**Records to process**

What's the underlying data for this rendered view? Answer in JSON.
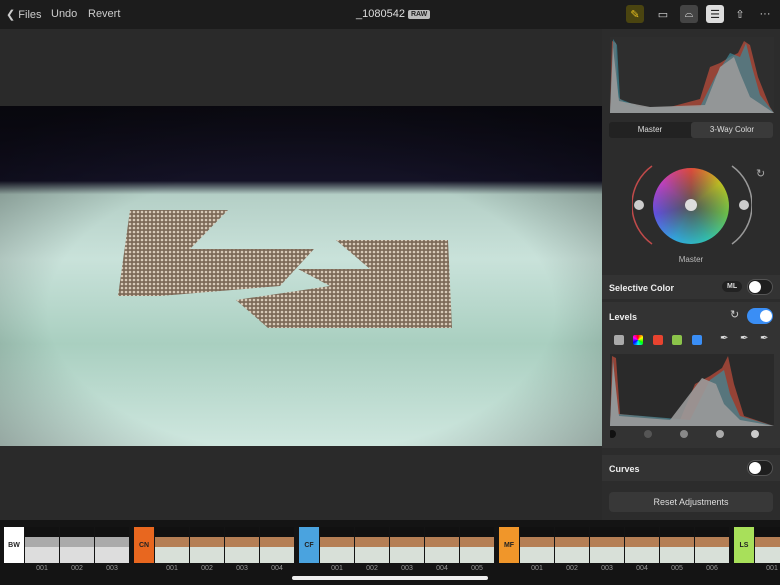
{
  "toolbar": {
    "back_label": "Files",
    "undo_label": "Undo",
    "revert_label": "Revert",
    "filename": "_1080542",
    "format_badge": "RAW",
    "icons": [
      "auto-adjust-icon",
      "healing-bandage-icon",
      "crop-icon",
      "adjustments-icon",
      "share-icon",
      "more-icon"
    ]
  },
  "panel": {
    "color_tabs": [
      "Master",
      "3-Way Color"
    ],
    "wheel_label": "Master",
    "selective_color": {
      "label": "Selective Color",
      "badge": "ML",
      "enabled": false
    },
    "levels": {
      "label": "Levels",
      "enabled": true
    },
    "curves": {
      "label": "Curves",
      "enabled": false
    },
    "reset_label": "Reset Adjustments",
    "colors": {
      "accent": "#3a8ef5",
      "red": "#e8432f",
      "green": "#8bc34a",
      "blue": "#3a8ef5"
    }
  },
  "filmstrip": [
    {
      "code": "BW",
      "color": "#ffffff",
      "items": [
        "001",
        "002",
        "003"
      ]
    },
    {
      "code": "CN",
      "color": "#e8671f",
      "items": [
        "001",
        "002",
        "003",
        "004"
      ]
    },
    {
      "code": "CF",
      "color": "#4aa3df",
      "items": [
        "001",
        "002",
        "003",
        "004",
        "005"
      ]
    },
    {
      "code": "MF",
      "color": "#f0962a",
      "items": [
        "001",
        "002",
        "003",
        "004",
        "005",
        "006"
      ]
    },
    {
      "code": "LS",
      "color": "#a8e05a",
      "items": [
        "001"
      ]
    }
  ]
}
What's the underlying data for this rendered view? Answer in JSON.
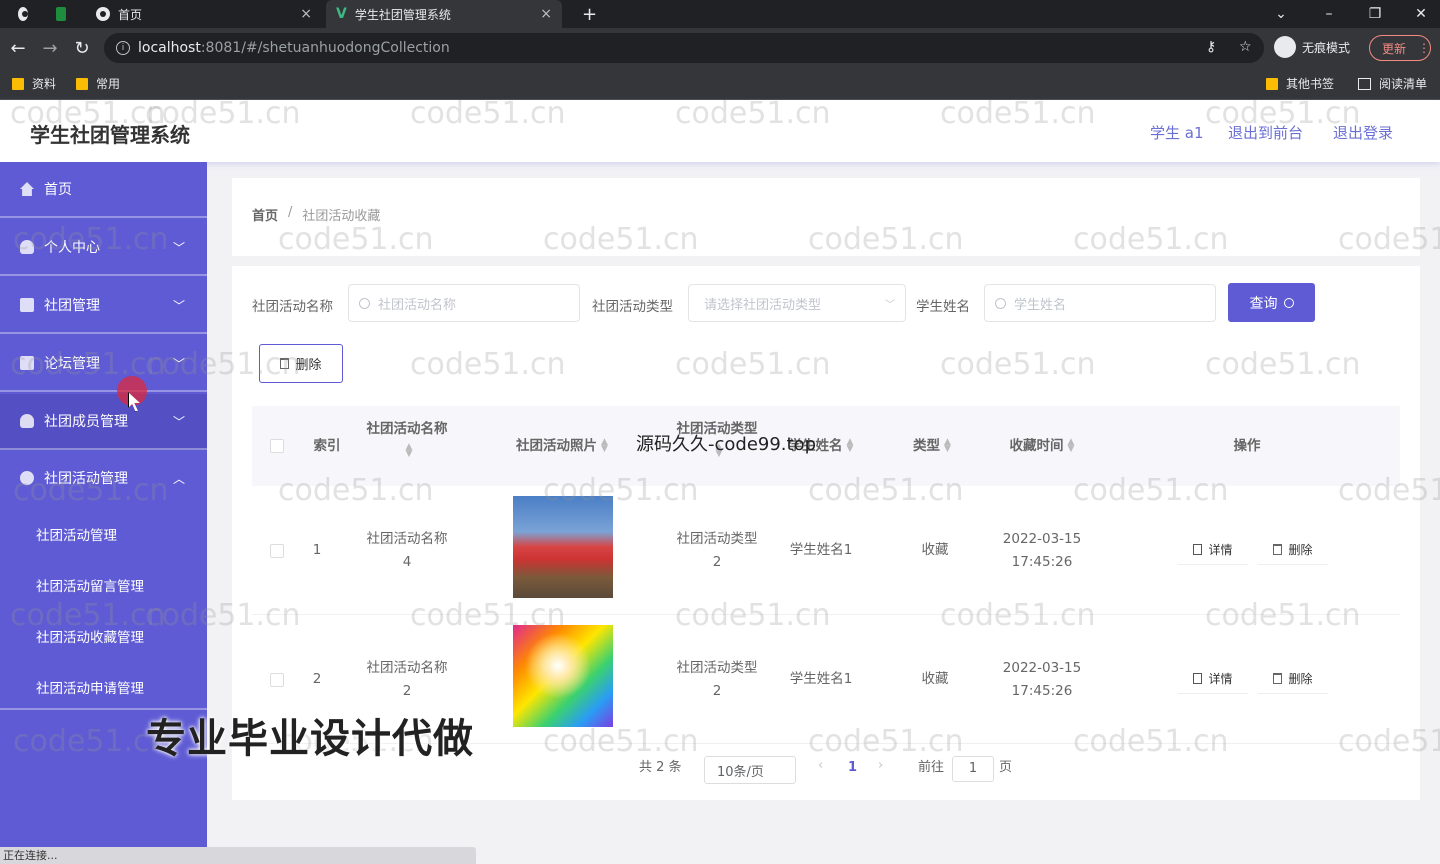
{
  "browser": {
    "tabs": [
      {
        "title": ""
      },
      {
        "title": "首页"
      },
      {
        "title": "学生社团管理系统"
      }
    ],
    "url_host": "localhost",
    "url_path": ":8081/#/shetuanhuodongCollection",
    "incognito_label": "无痕模式",
    "update_label": "更新",
    "bookmarks": [
      "资料",
      "常用"
    ],
    "bookmarks_right": [
      "其他书签",
      "阅读清单"
    ],
    "status_text": "正在连接..."
  },
  "header": {
    "title": "学生社团管理系统",
    "user": "学生 a1",
    "back_to_front": "退出到前台",
    "logout": "退出登录"
  },
  "sidebar": {
    "items": [
      {
        "label": "首页",
        "icon": "home-icon"
      },
      {
        "label": "个人中心",
        "icon": "user-icon"
      },
      {
        "label": "社团管理",
        "icon": "folder-icon"
      },
      {
        "label": "论坛管理",
        "icon": "chat-icon"
      },
      {
        "label": "社团成员管理",
        "icon": "user-icon"
      },
      {
        "label": "社团活动管理",
        "icon": "gear-icon"
      }
    ],
    "sub_items": [
      "社团活动管理",
      "社团活动留言管理",
      "社团活动收藏管理",
      "社团活动申请管理"
    ]
  },
  "breadcrumb": {
    "home": "首页",
    "separator": "/",
    "current": "社团活动收藏"
  },
  "filters": {
    "name_label": "社团活动名称",
    "name_placeholder": "社团活动名称",
    "type_label": "社团活动类型",
    "type_placeholder": "请选择社团活动类型",
    "student_label": "学生姓名",
    "student_placeholder": "学生姓名",
    "query_label": "查询",
    "delete_label": "删除"
  },
  "table": {
    "headers": {
      "index": "索引",
      "name": "社团活动名称",
      "photo": "社团活动照片",
      "type": "社团活动类型",
      "student": "学生姓名",
      "kind": "类型",
      "time": "收藏时间",
      "ops": "操作"
    },
    "rows": [
      {
        "index": "1",
        "name_1": "社团活动名称",
        "name_2": "4",
        "type_1": "社团活动类型",
        "type_2": "2",
        "student": "学生姓名1",
        "kind": "收藏",
        "date": "2022-03-15",
        "time": "17:45:26"
      },
      {
        "index": "2",
        "name_1": "社团活动名称",
        "name_2": "2",
        "type_1": "社团活动类型",
        "type_2": "2",
        "student": "学生姓名1",
        "kind": "收藏",
        "date": "2022-03-15",
        "time": "17:45:26"
      }
    ],
    "detail_label": "详情",
    "delete_label": "删除"
  },
  "pagination": {
    "total": "共 2 条",
    "page_size": "10条/页",
    "current_page": "1",
    "goto_label": "前往",
    "goto_value": "1",
    "page_unit": "页"
  },
  "overlays": {
    "watermark": "code51.cn",
    "promo": "专业毕业设计代做",
    "promo2": "源码久久-code99.top"
  },
  "colors": {
    "accent": "#5f5bd4",
    "header_link": "#6b6fd4"
  }
}
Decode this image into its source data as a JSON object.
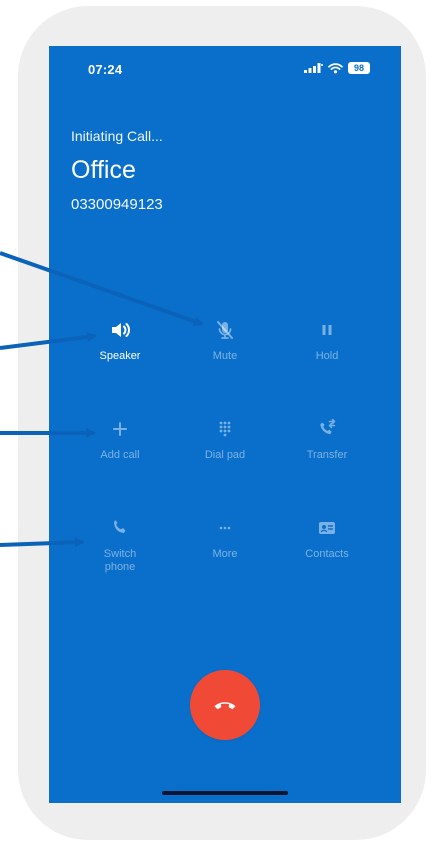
{
  "status_bar": {
    "time": "07:24",
    "battery": "98",
    "icons": [
      "moon-icon",
      "cellular-signal-icon",
      "wifi-icon",
      "battery-icon"
    ]
  },
  "call": {
    "status": "Initiating Call...",
    "name": "Office",
    "number": "03300949123"
  },
  "controls": [
    {
      "label": "Speaker",
      "icon": "speaker-icon",
      "active": true
    },
    {
      "label": "Mute",
      "icon": "mic-off-icon",
      "active": false
    },
    {
      "label": "Hold",
      "icon": "pause-icon",
      "active": false
    },
    {
      "label": "Add call",
      "icon": "plus-icon",
      "active": false
    },
    {
      "label": "Dial pad",
      "icon": "dialpad-icon",
      "active": false
    },
    {
      "label": "Transfer",
      "icon": "transfer-call-icon",
      "active": false
    },
    {
      "label": "Switch\nphone",
      "icon": "phone-icon",
      "active": false
    },
    {
      "label": "More",
      "icon": "more-icon",
      "active": false
    },
    {
      "label": "Contacts",
      "icon": "contact-card-icon",
      "active": false
    }
  ],
  "end_call": {
    "icon": "end-call-icon"
  },
  "colors": {
    "screen_background": "#0a6fcb",
    "end_call": "#f04a36",
    "annotation_arrow": "#0a63b8"
  }
}
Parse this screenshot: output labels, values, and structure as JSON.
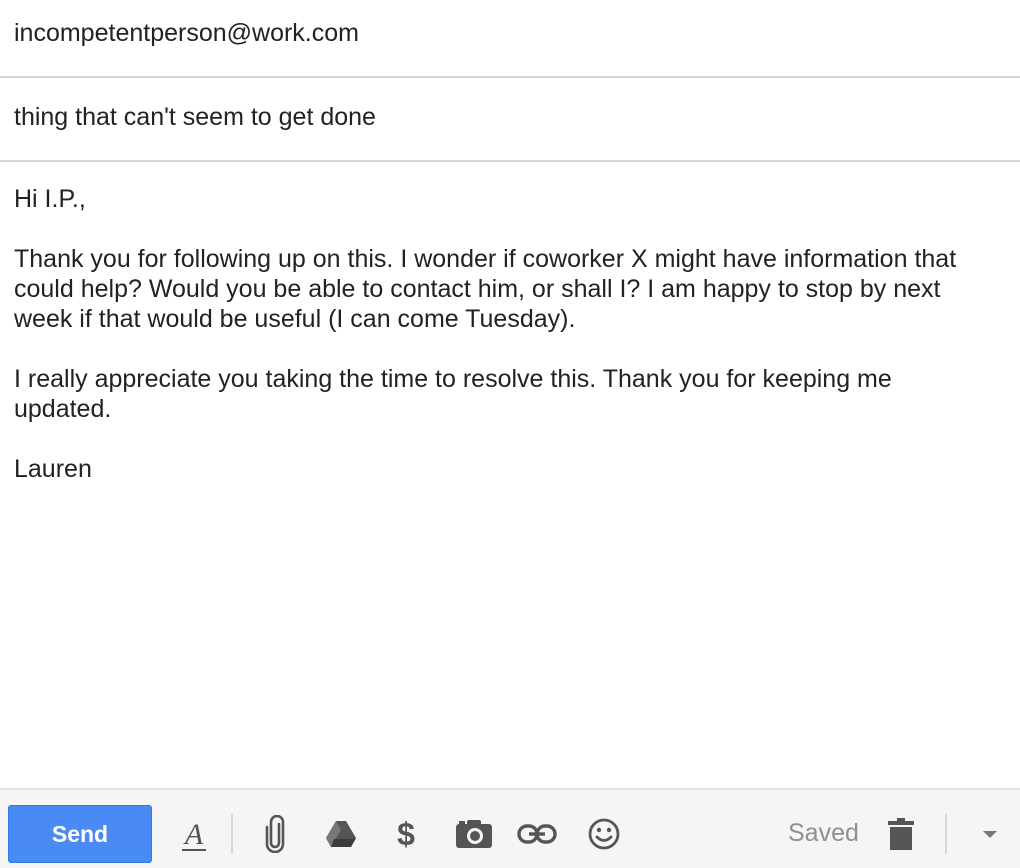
{
  "compose": {
    "to": "incompetentperson@work.com",
    "subject": "thing that can't seem to get done",
    "body": {
      "greeting": "Hi I.P.,",
      "para1_line1": "Thank you for following up on this. I wonder if coworker X might have information that",
      "para1_line2": "could help? Would you be able to contact him, or shall I? I am happy to stop by next",
      "para1_line3": "week if that would be useful (I can come Tuesday).",
      "para2_line1": "I really appreciate you taking the time to resolve this. Thank you for keeping me",
      "para2_line2": "updated.",
      "signature": "Lauren"
    }
  },
  "toolbar": {
    "send_label": "Send",
    "status_label": "Saved",
    "icons": [
      "formatting-icon",
      "attach-icon",
      "drive-icon",
      "dollar-icon",
      "camera-icon",
      "link-icon",
      "emoji-icon",
      "trash-icon",
      "more-options-icon"
    ],
    "colors": {
      "send_button": "#4a8af4",
      "icon": "#555555",
      "status": "#8f8f8f"
    }
  }
}
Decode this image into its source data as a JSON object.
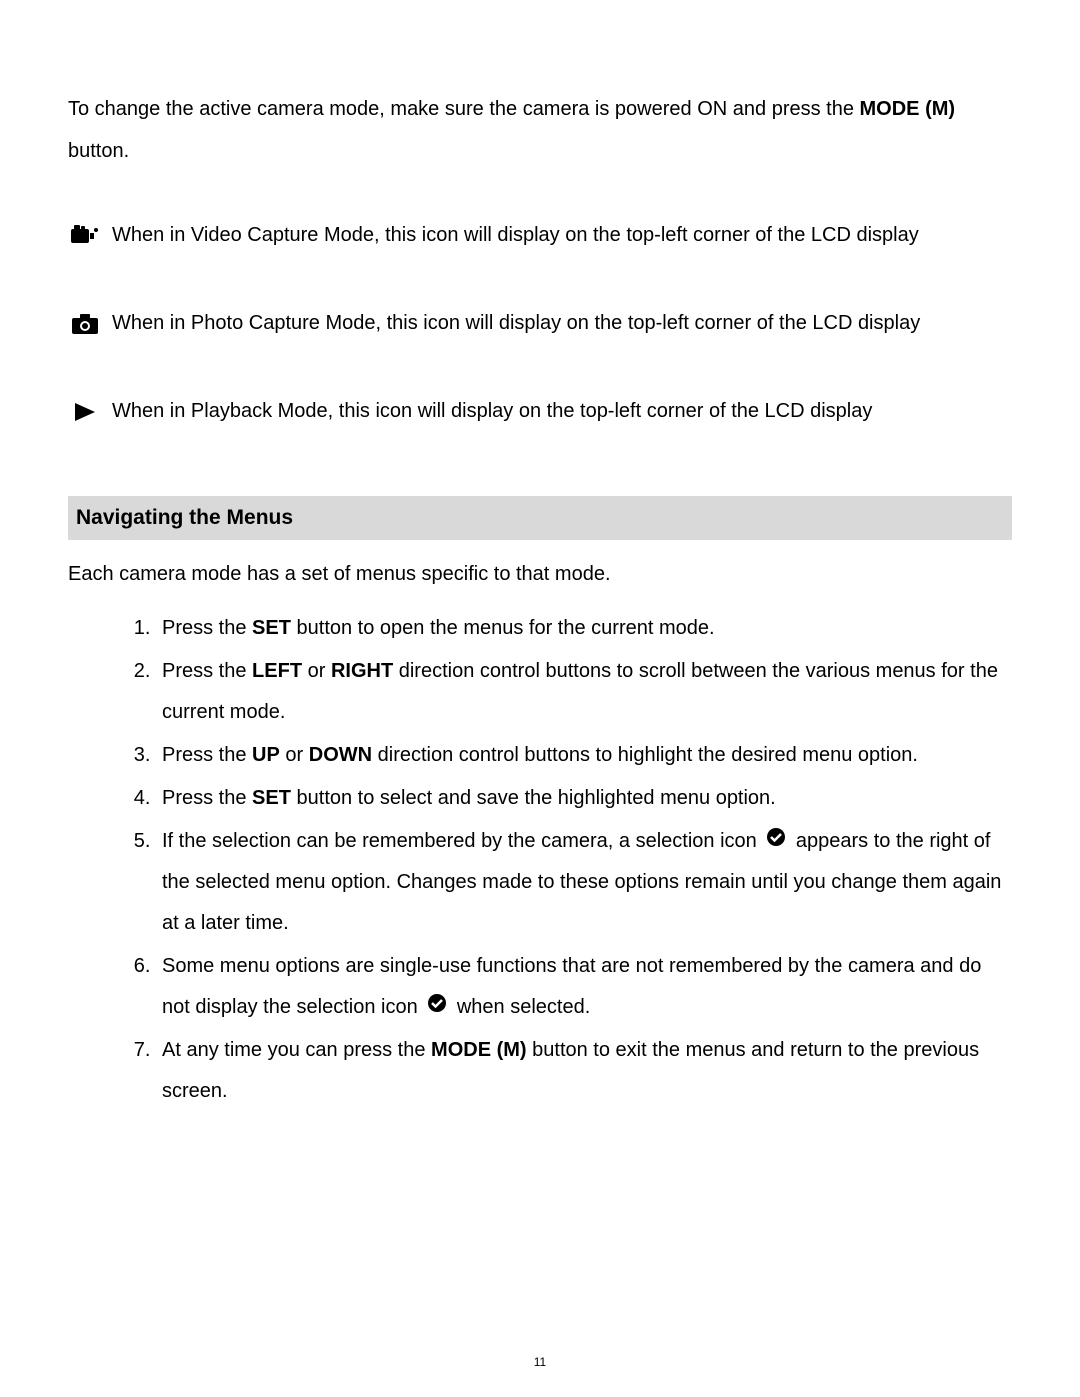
{
  "intro": {
    "prefix": "To change the active camera mode, make sure the camera is powered ON and press the ",
    "bold1": "MODE (M)",
    "suffix": " button."
  },
  "modes": {
    "video": "When in Video Capture Mode, this icon will display on the top-left corner of the LCD display",
    "photo": "When in Photo Capture Mode, this icon will display on the top-left corner of the LCD display",
    "playback": "When in Playback Mode, this icon will display on the top-left corner of the LCD display"
  },
  "section": {
    "header": "Navigating the Menus",
    "intro": "Each camera mode has a set of menus specific to that mode."
  },
  "steps": {
    "s1a": "Press the ",
    "s1b": "SET",
    "s1c": " button to open the menus for the current mode.",
    "s2a": "Press the ",
    "s2b": "LEFT",
    "s2c": " or ",
    "s2d": "RIGHT",
    "s2e": " direction control buttons to scroll between the various menus for the current mode.",
    "s3a": "Press the ",
    "s3b": "UP",
    "s3c": " or ",
    "s3d": "DOWN",
    "s3e": " direction control buttons to highlight the desired menu option.",
    "s4a": "Press the ",
    "s4b": "SET",
    "s4c": " button to select and save the highlighted menu option.",
    "s5a": "If the selection can be remembered by the camera, a selection icon ",
    "s5b": " appears to the right of the selected menu option. Changes made to these options remain until you change them again at a later time.",
    "s6a": "Some menu options are single-use functions that are not remembered by the camera and do not display the selection icon ",
    "s6b": " when selected.",
    "s7a": "At any time you can press the ",
    "s7b": "MODE (M)",
    "s7c": " button to exit the menus and return to the previous screen."
  },
  "pageNumber": "11"
}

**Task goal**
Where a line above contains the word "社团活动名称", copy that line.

**Result for this exercise**
    "name_label": "社团活动名称",
    "name_placeholder": "社团活动名称",
      "name": "社团活动名称",
        "name_1": "社团活动名称",
        "name_1": "社团活动名称",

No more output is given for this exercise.